I pack away my winter clothes and throw my summer dresses and a few pairs of Havianas into a large straw basket. I throw my make-up and some earrings, my toothbrush, my homeopathy kit and a few essential books into a box and now, it seems, I’m almost ready to leave home again. I’ve scrubbed the bathroom, washed the sheets, and tidied the kitchen. I made three bottles of granola and some fermented sauerkraut. There’s milk (and oat milk), and eggs and tomatoes and onions and fruit and chicken soup in the fridge.
Should we have a family breakfast at the house tomorrow? I think to myself, or should I just quietly disappear into my unknown future. Would they even notice if I just left? Or would they just continue to play their guitars outside on the deck in the sun, laughing at things I can never understand, like tick-tocks and gangsta youtubers whose lyrics both escape and shock me. I’ll buy salmon, and I’ll make bread. It will be the last time I make bread in the house. I’ll have to put my starter to sleep in the fridge for the summer, and somehow that just floors me.
They would all gather around the big wooden kitchen table, between rehearsals and the local markets and boyfriends and fresh water springs that call, and they would eat sour dough toast and scrambled eggs and Mediterranean salad and tahini and they would hug me and comfort me and tell me that it’s all going to be ok. I know it is, of course it is. But still it makes me cry.
I will take a dose of Ignatia, so that I can breathe.
A little about Ignatia
Ignatia is a leading grief remedy. Usually prescribed for patients suffering from unrequited love. It is a remedy needed when the emotional body dominates, leading the otherwise sensible patient to histrionics, emotional excess, hypersensitivity, hysteria etc. In this case, it is also my current constitutional remedy. The patient needing Ignatia has trouble catching a full breath. The effect on the vagus nerve create a supression. There may be a feeling of a lump in the throat. She sighs a lot and may have an aversion to fruit.
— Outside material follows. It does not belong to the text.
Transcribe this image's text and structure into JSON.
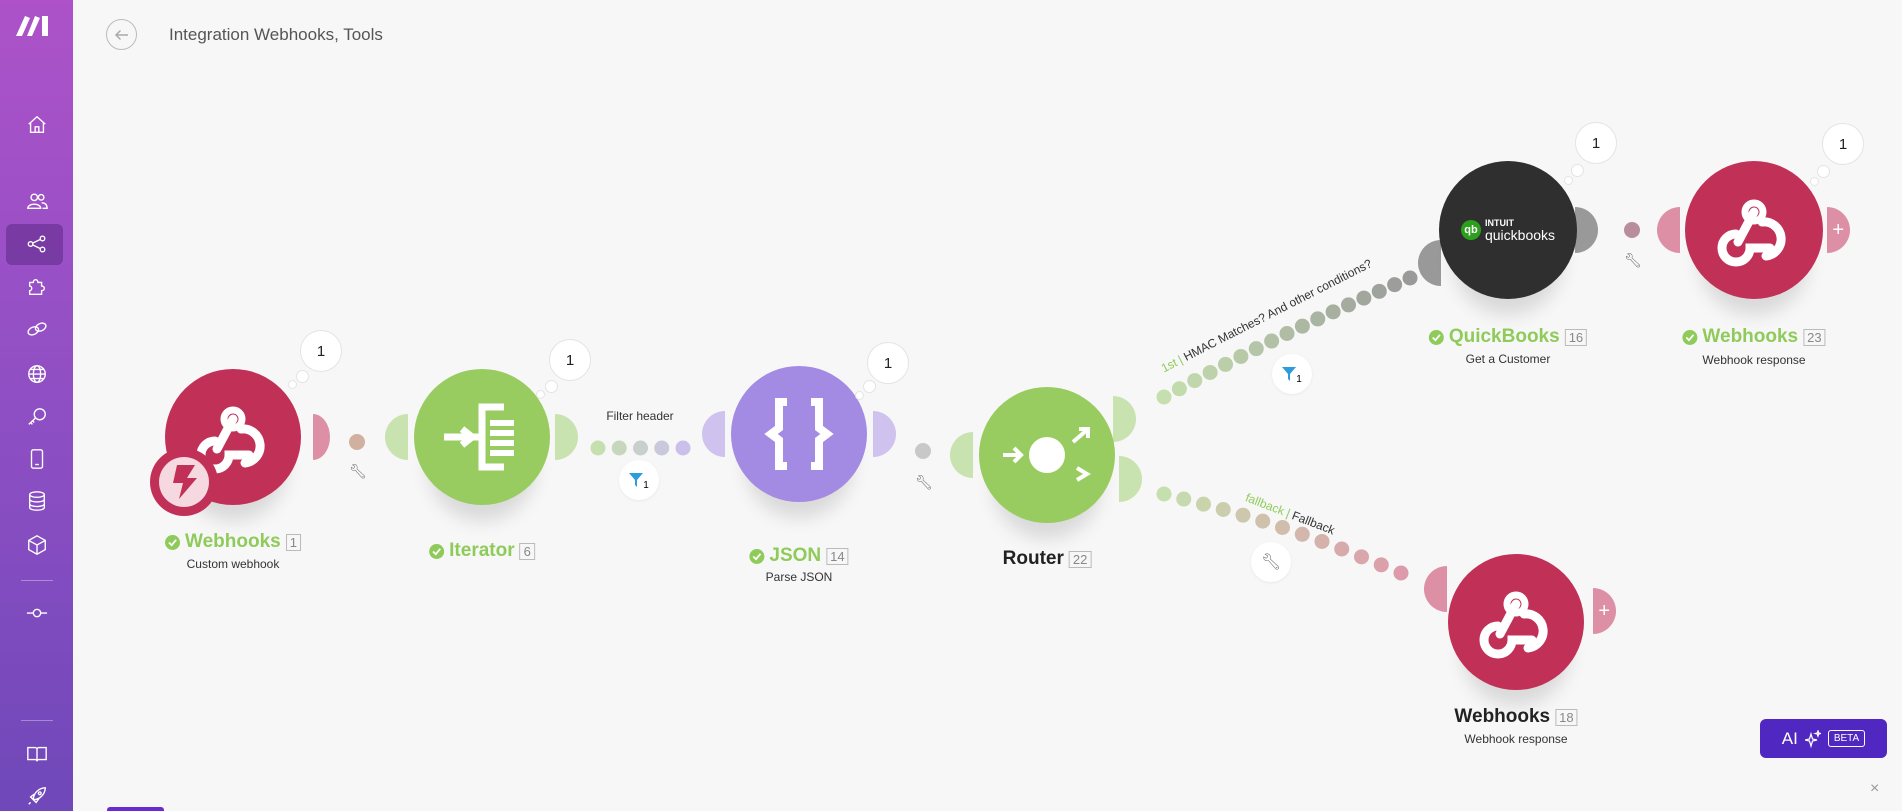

The well balanced Ignatia is sensitive, passionate, and refined. She feels deeply the beauty of the Earth, the depth of her love, and the thrill of achievement. Her intellect is usually sharp, but it is not her dominant mode of expressing herself and her environment. This is more emotional, intuitive, and passionate. The healthy Ignatia girl is very open to the wonder of life, and more keenly perceptive than most. She is a deep person who appreciates beauty and thinks profoundly. She is likely to be quiet or shy when young because she does not like vulgarity, and so she protects herself from the world to some extent. Like Silica and China, she will respond enthusiastically to those who are sensitive enough to understand her, and to those who, though less sensitive, have demonstrated their good intentions. The healthy Ignatia is warm and affectionate to family and friends, and is more outgoing and spontaneous than other sensitive refined types. - Phillip M Bailey MD, Homeopathic Psycholgy.
Rebecca Bermeister is a certified Classical Homeopath available for online consultations or treatments from her home clinic in Pardes Chanah, Israel.
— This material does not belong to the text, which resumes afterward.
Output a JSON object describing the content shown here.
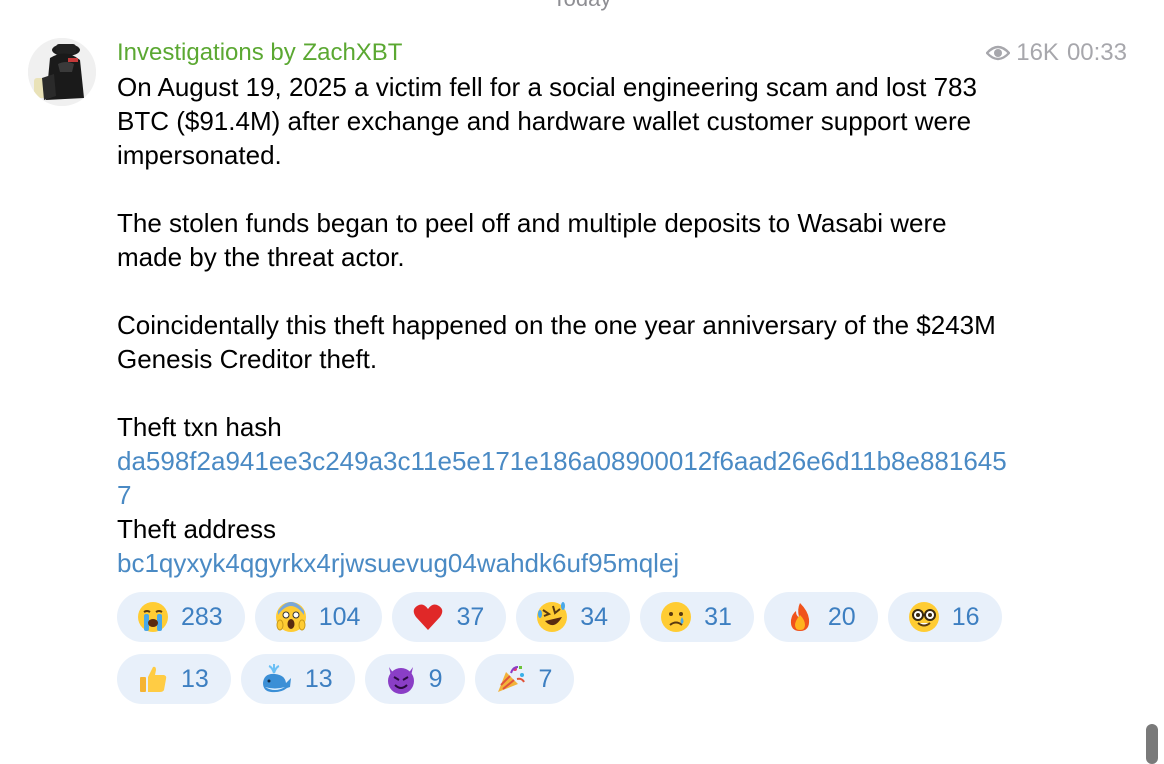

She can be reached via her webpage www.rebhomeopath.com
email - email@example.com
Whatsapp - +972(0)547793606
Her book, A Very beginners Guide to Homeopathy and Family Health can be purchased here.